The difficulty in France is to find the skilled personnel needed to manage this type of operation. There is a high level of talent in France, but a lack of experience in these types of manufacturing processes. In the US it is easier to find workers already familiar with these processes, especially in the Research Triangle Park located in Raleigh-Durham, NC.
Secondly, it is much quicker and rational to deal with the FDA in the US than the ANSM in France. We cannot afford to fund ourselves through the lengthy delays that are commonplace here in France. For example, applying for our clinical trial approval for UCART19 in the US took only a few months whereas here we had to wait 18 months before clearance. The Macron administration has taken a strong stance on this issue and has made some changes to reduce the time, but the fundamental constraints still exist.
The ANSM is a great organization, but it is entirely understaffed. The administration has not invested enough resources and energy into fortifying the ANSM into the same organizational scale as the FDA. For example, the strict restraints on KOLs having a conflict of interest make finding expertise and applicable knowledge very difficult as the most qualified scientists often interact with the pharma industry. Agnès Buzyn is working to improve this but a revolution cannot be completed in one day.
In parallel to the development of licensed development programs, your ambition is to have your own portfolio of products hitting the market – a path that very few biotech companies outside the US have successfully followed. What do you see as the main success factors to embrace in the coming years?

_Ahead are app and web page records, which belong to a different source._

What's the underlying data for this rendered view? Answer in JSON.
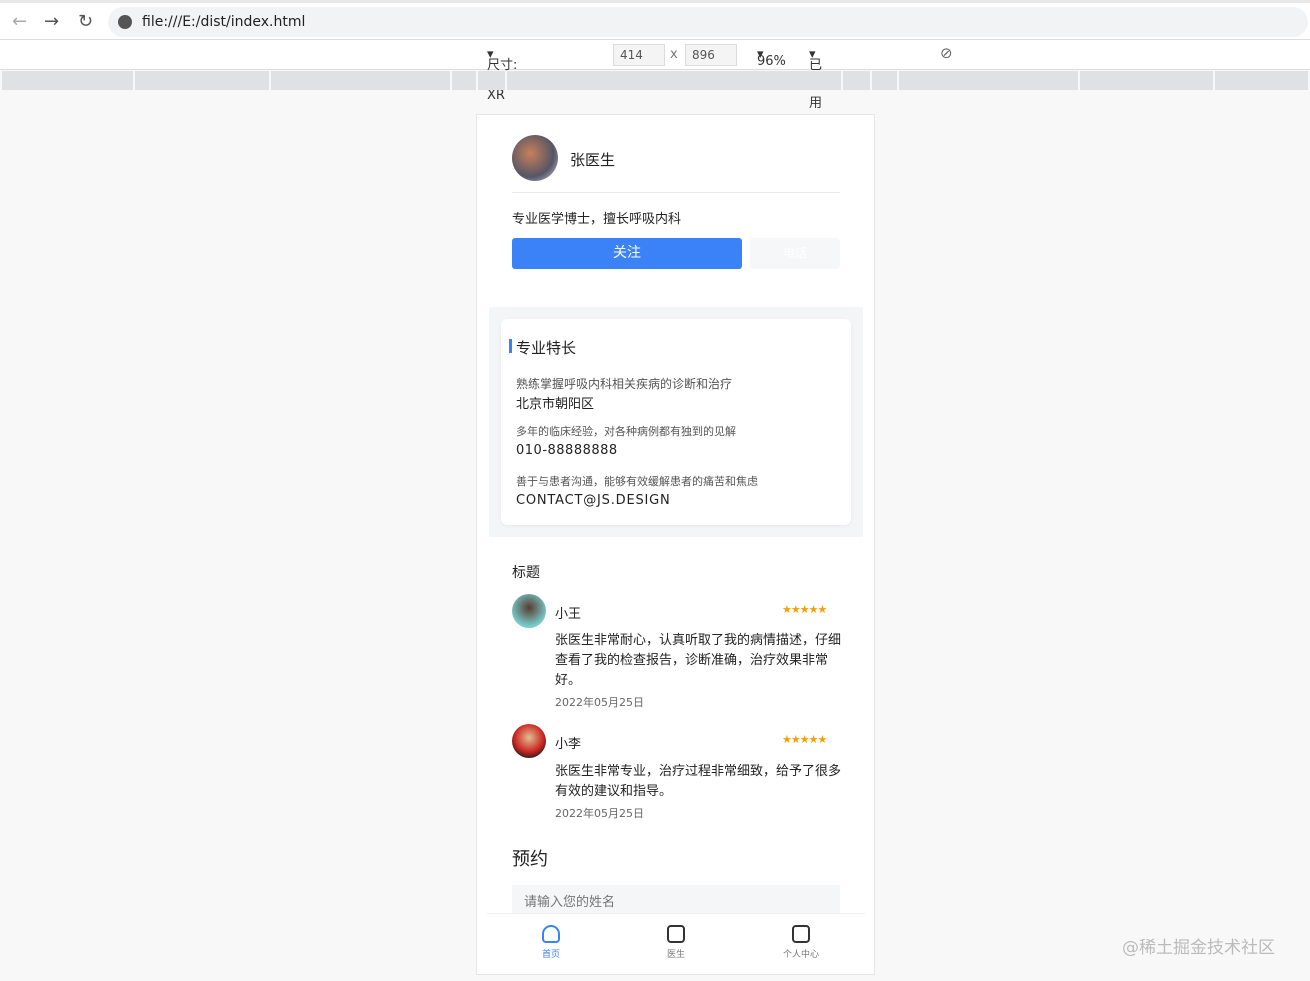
{
  "browser": {
    "url": "file:///E:/dist/index.html",
    "device_label": "尺寸: iPhone XR",
    "width": "414",
    "x": "x",
    "height": "896",
    "zoom": "96%",
    "throttle": "已停用节流模式"
  },
  "doctor": {
    "name": "张医生",
    "intro": "专业医学博士，擅长呼吸内科",
    "follow": "关注",
    "secondary": "电话"
  },
  "specialty": {
    "title": "专业特长",
    "items": [
      {
        "desc": "熟练掌握呼吸内科相关疾病的诊断和治疗",
        "value": "北京市朝阳区"
      },
      {
        "desc": "多年的临床经验，对各种病例都有独到的见解",
        "value": "010-88888888"
      },
      {
        "desc": "善于与患者沟通，能够有效缓解患者的痛苦和焦虑",
        "value": "CONTACT@JS.DESIGN"
      }
    ]
  },
  "reviews": {
    "title": "标题",
    "items": [
      {
        "name": "小王",
        "stars": "★★★★★",
        "rating": 5,
        "text": "张医生非常耐心，认真听取了我的病情描述，仔细查看了我的检查报告，诊断准确，治疗效果非常好。",
        "date": "2022年05月25日"
      },
      {
        "name": "小李",
        "stars": "★★★★★",
        "rating": 5,
        "text": "张医生非常专业，治疗过程非常细致，给予了很多有效的建议和指导。",
        "date": "2022年05月25日"
      }
    ]
  },
  "booking": {
    "title": "预约",
    "name_placeholder": "请输入您的姓名"
  },
  "tabbar": [
    {
      "label": "首页"
    },
    {
      "label": "医生"
    },
    {
      "label": "个人中心"
    }
  ],
  "watermark": "@稀土掘金技术社区",
  "colors": {
    "primary": "#3b82f6",
    "star": "#f5a000"
  }
}
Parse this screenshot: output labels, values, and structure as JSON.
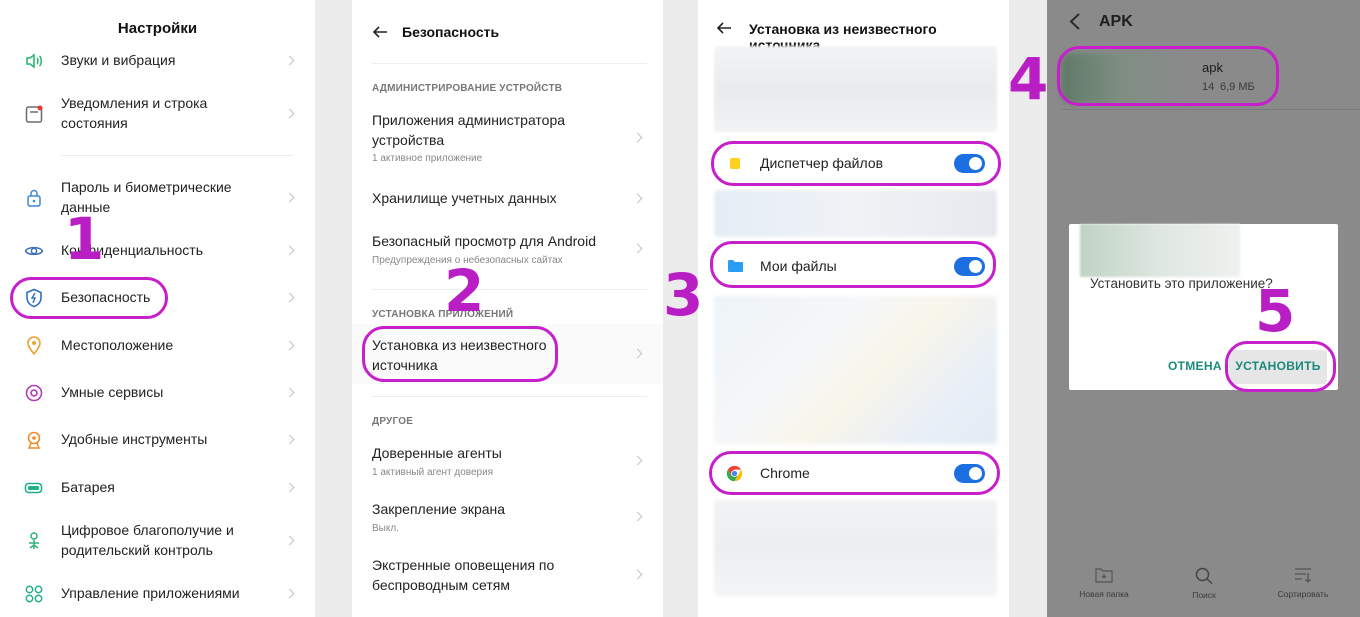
{
  "settings": {
    "title": "Настройки",
    "items": [
      {
        "label": "Звуки и вибрация",
        "icon": "sound-icon"
      },
      {
        "label": "Уведомления и строка состояния",
        "icon": "notification-icon"
      },
      {
        "label": "Пароль и биометрические данные",
        "icon": "lock-icon"
      },
      {
        "label": "Конфиденциальность",
        "icon": "privacy-eye-icon"
      },
      {
        "label": "Безопасность",
        "icon": "shield-icon"
      },
      {
        "label": "Местоположение",
        "icon": "location-pin-icon"
      },
      {
        "label": "Умные сервисы",
        "icon": "smart-services-icon"
      },
      {
        "label": "Удобные инструменты",
        "icon": "tools-icon"
      },
      {
        "label": "Батарея",
        "icon": "battery-icon"
      },
      {
        "label": "Цифровое благополучие и родительский контроль",
        "icon": "wellbeing-icon"
      },
      {
        "label": "Управление приложениями",
        "icon": "apps-grid-icon"
      }
    ]
  },
  "security": {
    "title": "Безопасность",
    "section_admin": "АДМИНИСТРИРОВАНИЕ УСТРОЙСТВ",
    "admin_apps": {
      "title": "Приложения администратора устройства",
      "subtitle": "1 активное приложение"
    },
    "credentials": {
      "title": "Хранилище учетных данных"
    },
    "safe_browsing": {
      "title": "Безопасный просмотр для Android",
      "subtitle": "Предупреждения о небезопасных сайтах"
    },
    "section_install": "УСТАНОВКА ПРИЛОЖЕНИЙ",
    "unknown_sources": {
      "title": "Установка из неизвестного источника"
    },
    "section_other": "ДРУГОЕ",
    "trust_agents": {
      "title": "Доверенные агенты",
      "subtitle": "1 активный агент доверия"
    },
    "screen_pinning": {
      "title": "Закрепление экрана",
      "subtitle": "Выкл."
    },
    "emergency_alerts": {
      "title": "Экстренные оповещения по беспроводным сетям"
    }
  },
  "unknown_source": {
    "title": "Установка из неизвестного источника",
    "apps": [
      {
        "label": "Диспетчер файлов",
        "icon": "file-manager-icon",
        "enabled": true
      },
      {
        "label": "Мои файлы",
        "icon": "folder-icon",
        "enabled": true
      },
      {
        "label": "Chrome",
        "icon": "chrome-icon",
        "enabled": true
      }
    ]
  },
  "file_browser": {
    "title": "APK",
    "file": {
      "name_fragment": "apk",
      "meta_fragment": "14",
      "size": "6,9 МБ"
    },
    "dialog": {
      "question": "Установить это приложение?",
      "cancel": "ОТМЕНА",
      "install": "УСТАНОВИТЬ"
    },
    "bottom_bar": {
      "new_folder": "Новая папка",
      "search": "Поиск",
      "sort": "Сортировать"
    }
  },
  "steps": [
    "1",
    "2",
    "3",
    "4",
    "5"
  ],
  "colors": {
    "annotation": "#c71fcb",
    "toggle_on": "#1b6fe0",
    "dialog_button": "#1a8a7a"
  }
}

For a small company like Cellectis, we have a very important portfolio of product candidates. Within the next 12 months, we will have four different UCART molecules in clinical trials in several oncology areas. We see the performance of our products and UCART19 may even be more effective than the current autologous CAR-T therapies on the market today. We are now focused on the proof-of-concept for clinical performance and once we have a clear performance over a standard of care, the products can move very quickly to registration trials. We are aiming to reach this milestone within the next two to three years.
It has already been a 20-year ride at Cellectis being at the forefront of innovation in a highly competitive field, where you also have to manage shareholder expectations on top of the inherent uncertainty of innovative drug developments. Where do you take your stamina from?
Every day in biotech has its load of problems, so eventually, you have to learn to enjoy the journey overall. Determination and persistence are key. Furthermore, it is very rewarding to work with such a dedicated team every day. There are people who have been with Cellectis for nearly twenty years and we have built a company and reached milestones together while still having a clear view of where we are going in the future.
Having a purpose in our work and creating solutions to better treat patients is a strong motivational force. Being able to see a patient return to their family makes all the hard work and challenges worth the fight.
What final message would you like to deliver to our audience about cell and gene therapies?
Cell therapy linked to gene editing is a profound paradigm shift in molecular medicine. This approach will absolutely revolutionize the way cancer is treated today. The gate is being opened to a new era which is unprecedented in the entire history of modern medicine. This is a thrilling turning point for medicine and I am excited to see what will come.